However, the committee said these recommendations would not be sufficient on their own to deal with the problems identified with the IPP sentence. Its primary recommendation, therefore, was for the government to conduct a resentencing exercise for all IPP-sentenced individuals whose licence had not yet been terminated. It said the way the sentence was continuing to operate was “irredeemably flawed” and this was “the only way to address the unique injustice caused”. The committee did not set out the terms for the legislation that would be needed to enable this, but suggested it should be guided by three key principles:
- balancing the protection of the public with justice for the individual offender
- recognising and protecting the independence of the judiciary
- ensuring that no harsher sentence is imposed retrospectively
However, the government explicitly opposed a resentencing exercise when it was discussed during the passage of the Police, Crime, Sentencing and Courts Act:
The Government’s long-held view is that legislating to resentence IPP offenders would cause an unacceptable risk to public safety. Any resentencing of IPP offenders would risk the immediate release of many prisoners who have committed serious sexual or violent offences without a risk assessment and, in many cases, with no licence period. It is therefore vital to public protection that they are released only when the independent Parole Board determines that they may be safely managed in the community. Our aim is therefore to provide all those who continue to serve IPP sentences with every opportunity to show that they can safely be released by the Parole Board.
The government has not yet responded to the committee report.
7. Read more
- House of Commons Library, ‘Sentences of imprisonment for public protection’, 6 June 2019

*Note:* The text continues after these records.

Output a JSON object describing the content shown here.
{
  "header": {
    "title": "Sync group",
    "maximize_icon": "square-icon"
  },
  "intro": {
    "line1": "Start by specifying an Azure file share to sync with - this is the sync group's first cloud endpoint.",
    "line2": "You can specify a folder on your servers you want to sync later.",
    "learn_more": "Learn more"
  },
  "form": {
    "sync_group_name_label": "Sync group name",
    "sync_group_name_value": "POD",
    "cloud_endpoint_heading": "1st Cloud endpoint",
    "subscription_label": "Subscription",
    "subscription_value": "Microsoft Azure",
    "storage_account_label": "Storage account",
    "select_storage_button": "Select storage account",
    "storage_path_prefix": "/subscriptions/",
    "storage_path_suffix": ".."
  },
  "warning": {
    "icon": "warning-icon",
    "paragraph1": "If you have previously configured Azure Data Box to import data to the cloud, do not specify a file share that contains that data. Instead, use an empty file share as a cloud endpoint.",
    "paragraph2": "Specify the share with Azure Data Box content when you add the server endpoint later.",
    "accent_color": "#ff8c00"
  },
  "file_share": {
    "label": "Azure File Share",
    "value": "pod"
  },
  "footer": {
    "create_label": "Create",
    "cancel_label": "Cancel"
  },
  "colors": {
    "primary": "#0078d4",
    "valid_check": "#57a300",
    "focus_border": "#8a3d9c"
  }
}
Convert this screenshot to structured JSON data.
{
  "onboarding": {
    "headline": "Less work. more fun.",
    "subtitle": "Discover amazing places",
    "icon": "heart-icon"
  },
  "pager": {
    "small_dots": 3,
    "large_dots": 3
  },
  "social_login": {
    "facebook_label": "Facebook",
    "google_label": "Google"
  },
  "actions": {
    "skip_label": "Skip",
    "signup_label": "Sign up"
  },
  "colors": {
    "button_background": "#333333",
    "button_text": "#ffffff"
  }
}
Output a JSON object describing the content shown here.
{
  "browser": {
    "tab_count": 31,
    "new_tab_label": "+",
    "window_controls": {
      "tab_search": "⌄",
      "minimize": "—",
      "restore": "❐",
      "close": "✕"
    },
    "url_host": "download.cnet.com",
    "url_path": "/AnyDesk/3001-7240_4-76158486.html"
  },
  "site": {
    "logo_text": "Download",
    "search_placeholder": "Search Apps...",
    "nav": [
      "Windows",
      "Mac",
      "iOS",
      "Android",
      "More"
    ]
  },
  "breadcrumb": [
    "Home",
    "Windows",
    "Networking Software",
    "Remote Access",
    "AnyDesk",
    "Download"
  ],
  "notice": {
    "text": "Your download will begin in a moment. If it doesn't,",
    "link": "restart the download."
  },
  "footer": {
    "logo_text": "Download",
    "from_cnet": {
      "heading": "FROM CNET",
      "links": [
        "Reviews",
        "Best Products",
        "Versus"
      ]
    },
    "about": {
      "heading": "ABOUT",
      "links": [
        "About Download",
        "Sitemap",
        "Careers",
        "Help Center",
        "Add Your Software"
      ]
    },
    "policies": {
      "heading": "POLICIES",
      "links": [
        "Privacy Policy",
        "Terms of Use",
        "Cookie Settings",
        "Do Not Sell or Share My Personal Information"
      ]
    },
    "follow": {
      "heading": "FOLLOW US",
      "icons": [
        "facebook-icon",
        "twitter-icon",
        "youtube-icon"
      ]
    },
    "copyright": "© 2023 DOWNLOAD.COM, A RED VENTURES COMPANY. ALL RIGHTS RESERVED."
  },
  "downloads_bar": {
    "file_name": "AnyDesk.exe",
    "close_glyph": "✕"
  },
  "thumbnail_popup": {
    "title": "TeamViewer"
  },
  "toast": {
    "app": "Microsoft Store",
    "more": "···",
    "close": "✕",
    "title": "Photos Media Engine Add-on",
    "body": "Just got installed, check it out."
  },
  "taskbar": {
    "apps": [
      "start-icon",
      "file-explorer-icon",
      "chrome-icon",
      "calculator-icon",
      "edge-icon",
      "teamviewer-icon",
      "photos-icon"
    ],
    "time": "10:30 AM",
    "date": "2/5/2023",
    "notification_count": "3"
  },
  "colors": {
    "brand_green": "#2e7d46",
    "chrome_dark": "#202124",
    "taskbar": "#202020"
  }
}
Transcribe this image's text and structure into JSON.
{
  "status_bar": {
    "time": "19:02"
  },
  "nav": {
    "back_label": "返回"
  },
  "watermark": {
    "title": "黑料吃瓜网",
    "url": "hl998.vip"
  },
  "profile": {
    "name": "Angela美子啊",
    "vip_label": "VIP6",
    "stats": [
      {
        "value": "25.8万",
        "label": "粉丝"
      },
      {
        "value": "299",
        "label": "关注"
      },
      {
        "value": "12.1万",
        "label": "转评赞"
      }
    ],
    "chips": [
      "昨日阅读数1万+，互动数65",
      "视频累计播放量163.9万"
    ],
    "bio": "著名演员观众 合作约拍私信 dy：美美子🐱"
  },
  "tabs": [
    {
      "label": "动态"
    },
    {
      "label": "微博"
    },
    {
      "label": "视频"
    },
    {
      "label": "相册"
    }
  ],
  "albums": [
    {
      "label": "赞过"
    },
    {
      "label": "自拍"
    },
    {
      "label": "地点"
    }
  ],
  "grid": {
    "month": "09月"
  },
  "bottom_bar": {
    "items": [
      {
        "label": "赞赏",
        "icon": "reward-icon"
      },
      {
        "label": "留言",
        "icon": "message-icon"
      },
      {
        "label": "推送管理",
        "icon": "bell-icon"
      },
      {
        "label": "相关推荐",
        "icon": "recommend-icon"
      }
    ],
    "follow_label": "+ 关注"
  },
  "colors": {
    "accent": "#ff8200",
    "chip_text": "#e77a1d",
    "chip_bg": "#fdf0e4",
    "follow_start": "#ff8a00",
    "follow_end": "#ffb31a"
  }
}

- House of Commons Library, ‘Police, Crime, Sentencing and Courts Bill: Progress of the bill’, 22 April 2022
Cover image via Pexels